Take your barbell weight and cut it in half: 125 pounds. You may think that with a 5 rep max (5RM) of 250 pounds with the barbell that you should be able to handle half the weight in each hand with DB's. This is not the case even if you were conditioned to use the DB's. A good general rule to convert barbell weight to DB weight is to take the weight of the barbell cut it in half ***
Start adding a pound or two to the DB's. Your goal is to be pushing the DB bench press pretty hard in 4 to 6 weeks - 'pretty hard' for a workout of 2 x 5 is that on the last set you could make a 6th rep, maybe a 7th. At this point drop the barbell bench and replace it with a third set with the DB's. You have now made the transition and have received the most carryover from the barbell to the DB's possible. Go to work with the DB's for the next 4 months or so and then use the same transition method to re-introduce the barbell bench, or to re-introduce another movement for the pressing musculature like the incline barbell bench or dips. If you decide to bring back the barbell bench I would suggest starting with about 80% of your former 5RM for 5 rep sets. But I would prefer that if you decide to use the barbell bench again to use a different rep goal than you did before the DB's - try 3 x 3, 3 x 6, or even a 5-3-1 pyramid. The purpose of using a different rep goal is to again keep the nervous system fresh.
Keeping the Nervous System Stimulated: Implementing this Exercise Transition Method into a Yearly Plan
Trainees who have many years of proper heavy training under their belt usually have developed a nervous system that adapts relatively quickly to a stimulus. Once adapted, gains really slow down, stop, or in some cases strength starts sliding backwards. It would be wise for these trainees to utilize variations of the big basic exercises on a regular basis to keep the nervous system guessing. The method laid out above is perfect for this.
Break your year into 3 - 4 month segments. Call these 'segments' Mesocycles. Using the example above spend 4 months using the barbell bench, switch to the DB bench, then switch to the dip. If an exercise is still delivering good results then lengthen the Mesocycle.
Squat - Rack Squat - Hip Belt Squat

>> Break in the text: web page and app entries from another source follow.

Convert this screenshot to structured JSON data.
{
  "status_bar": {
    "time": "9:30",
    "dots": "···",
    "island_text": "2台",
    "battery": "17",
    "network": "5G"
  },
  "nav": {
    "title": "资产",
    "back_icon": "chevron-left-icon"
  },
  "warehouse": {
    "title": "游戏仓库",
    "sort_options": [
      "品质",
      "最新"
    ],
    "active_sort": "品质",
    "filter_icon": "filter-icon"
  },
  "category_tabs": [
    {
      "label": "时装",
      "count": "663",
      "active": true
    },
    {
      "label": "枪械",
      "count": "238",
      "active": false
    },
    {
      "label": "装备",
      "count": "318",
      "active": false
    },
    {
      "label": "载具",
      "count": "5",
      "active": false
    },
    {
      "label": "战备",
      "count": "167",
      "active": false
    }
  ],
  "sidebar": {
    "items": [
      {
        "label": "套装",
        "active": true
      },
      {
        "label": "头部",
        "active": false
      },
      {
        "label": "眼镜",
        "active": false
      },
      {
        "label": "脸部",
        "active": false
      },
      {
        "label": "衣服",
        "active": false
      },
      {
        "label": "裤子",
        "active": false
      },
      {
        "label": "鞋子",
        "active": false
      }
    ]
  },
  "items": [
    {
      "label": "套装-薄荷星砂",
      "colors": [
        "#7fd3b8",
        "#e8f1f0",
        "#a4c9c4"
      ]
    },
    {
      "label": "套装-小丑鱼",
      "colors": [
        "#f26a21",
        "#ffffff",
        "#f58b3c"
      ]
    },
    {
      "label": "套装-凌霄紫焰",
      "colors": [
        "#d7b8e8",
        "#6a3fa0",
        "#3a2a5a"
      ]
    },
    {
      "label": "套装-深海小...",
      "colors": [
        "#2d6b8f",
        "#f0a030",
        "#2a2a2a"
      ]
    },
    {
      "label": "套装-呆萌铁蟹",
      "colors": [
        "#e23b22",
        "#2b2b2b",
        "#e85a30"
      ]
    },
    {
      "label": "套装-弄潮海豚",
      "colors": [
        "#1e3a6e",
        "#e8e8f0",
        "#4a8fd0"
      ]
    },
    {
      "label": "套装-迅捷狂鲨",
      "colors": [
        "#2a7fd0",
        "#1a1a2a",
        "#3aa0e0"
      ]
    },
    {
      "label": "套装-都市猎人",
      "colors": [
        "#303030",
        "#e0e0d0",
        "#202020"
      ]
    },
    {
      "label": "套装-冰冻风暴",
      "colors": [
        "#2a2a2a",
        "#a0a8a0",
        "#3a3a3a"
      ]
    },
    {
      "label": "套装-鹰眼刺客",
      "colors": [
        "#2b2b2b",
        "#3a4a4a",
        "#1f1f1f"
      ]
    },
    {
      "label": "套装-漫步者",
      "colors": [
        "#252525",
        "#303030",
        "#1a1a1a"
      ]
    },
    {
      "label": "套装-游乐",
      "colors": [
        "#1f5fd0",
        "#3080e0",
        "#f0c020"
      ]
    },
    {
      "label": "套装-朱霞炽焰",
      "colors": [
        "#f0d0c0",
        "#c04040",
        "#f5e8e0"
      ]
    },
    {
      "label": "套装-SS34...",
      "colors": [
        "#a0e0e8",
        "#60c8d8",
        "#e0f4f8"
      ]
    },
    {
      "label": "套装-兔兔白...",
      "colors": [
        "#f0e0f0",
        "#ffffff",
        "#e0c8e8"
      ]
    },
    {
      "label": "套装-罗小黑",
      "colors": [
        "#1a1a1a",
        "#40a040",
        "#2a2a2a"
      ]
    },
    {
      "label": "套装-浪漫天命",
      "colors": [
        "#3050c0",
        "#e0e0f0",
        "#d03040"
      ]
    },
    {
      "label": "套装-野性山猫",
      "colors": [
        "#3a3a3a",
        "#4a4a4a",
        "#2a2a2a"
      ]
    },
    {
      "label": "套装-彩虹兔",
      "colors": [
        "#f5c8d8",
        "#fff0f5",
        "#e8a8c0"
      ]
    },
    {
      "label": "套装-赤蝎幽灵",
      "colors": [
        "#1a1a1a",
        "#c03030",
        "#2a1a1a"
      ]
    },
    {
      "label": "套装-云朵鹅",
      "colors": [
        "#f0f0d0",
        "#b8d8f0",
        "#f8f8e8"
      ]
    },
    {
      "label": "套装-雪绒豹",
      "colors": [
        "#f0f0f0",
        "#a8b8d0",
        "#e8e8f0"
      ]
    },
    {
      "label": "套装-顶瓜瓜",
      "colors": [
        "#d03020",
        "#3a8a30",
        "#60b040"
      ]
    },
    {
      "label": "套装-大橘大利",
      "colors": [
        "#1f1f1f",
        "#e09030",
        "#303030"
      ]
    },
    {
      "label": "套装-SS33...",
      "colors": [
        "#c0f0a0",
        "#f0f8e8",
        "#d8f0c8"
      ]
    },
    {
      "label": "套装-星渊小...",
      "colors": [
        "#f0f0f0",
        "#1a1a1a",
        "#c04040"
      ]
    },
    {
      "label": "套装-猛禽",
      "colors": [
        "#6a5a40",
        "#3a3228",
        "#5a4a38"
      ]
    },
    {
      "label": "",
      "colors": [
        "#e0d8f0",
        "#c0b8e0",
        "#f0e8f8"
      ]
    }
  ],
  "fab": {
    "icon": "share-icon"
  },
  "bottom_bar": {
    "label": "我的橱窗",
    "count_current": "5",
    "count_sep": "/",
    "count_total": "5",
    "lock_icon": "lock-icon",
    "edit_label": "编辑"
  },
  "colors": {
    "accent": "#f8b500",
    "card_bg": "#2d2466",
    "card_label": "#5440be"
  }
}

Sumo Deadlift - Trap Bar DL - Conventional DL
Barbell Curl - Dumbbell Curl - EZ Curl
Military Press - Dumbbell Press - Rack Press
Sit-ups - Hanging Leg Raises - Supported Crunches
There are many combinations to choose from.
Powerlifters need to keep their 'skill work' going year 'round in my opinion. By 'skill work' I mean performing the Squat, Bench press and Deadlift in perfect competitive form with relatively heavy but not maximal, loads.
With one adjustment to the exercise transition method outlined above this can be accomplished easily. Again using the barbell bench press as an example, once you make the transition from the barbell bench to the DB bench, simply keep one set of the barbell bench in your routine permanently. Perform 2 or 3 reps with your 5RM. This load will keep you ready to easily convert back to the barbell movement - and it will also help with the carryover from the DB's. Perform this one set before you go on to the DB bench. Now the only other difference from what was outlined above is that you still keep the volume of the DB work at 3 work sets. Look at the barbell work as part of the warm-up for the DB work. You'll still need to perform appropriate warm-up sets with the DB's - just keep the number of reps used during the warm-up sets low, between 2 and 5 reps.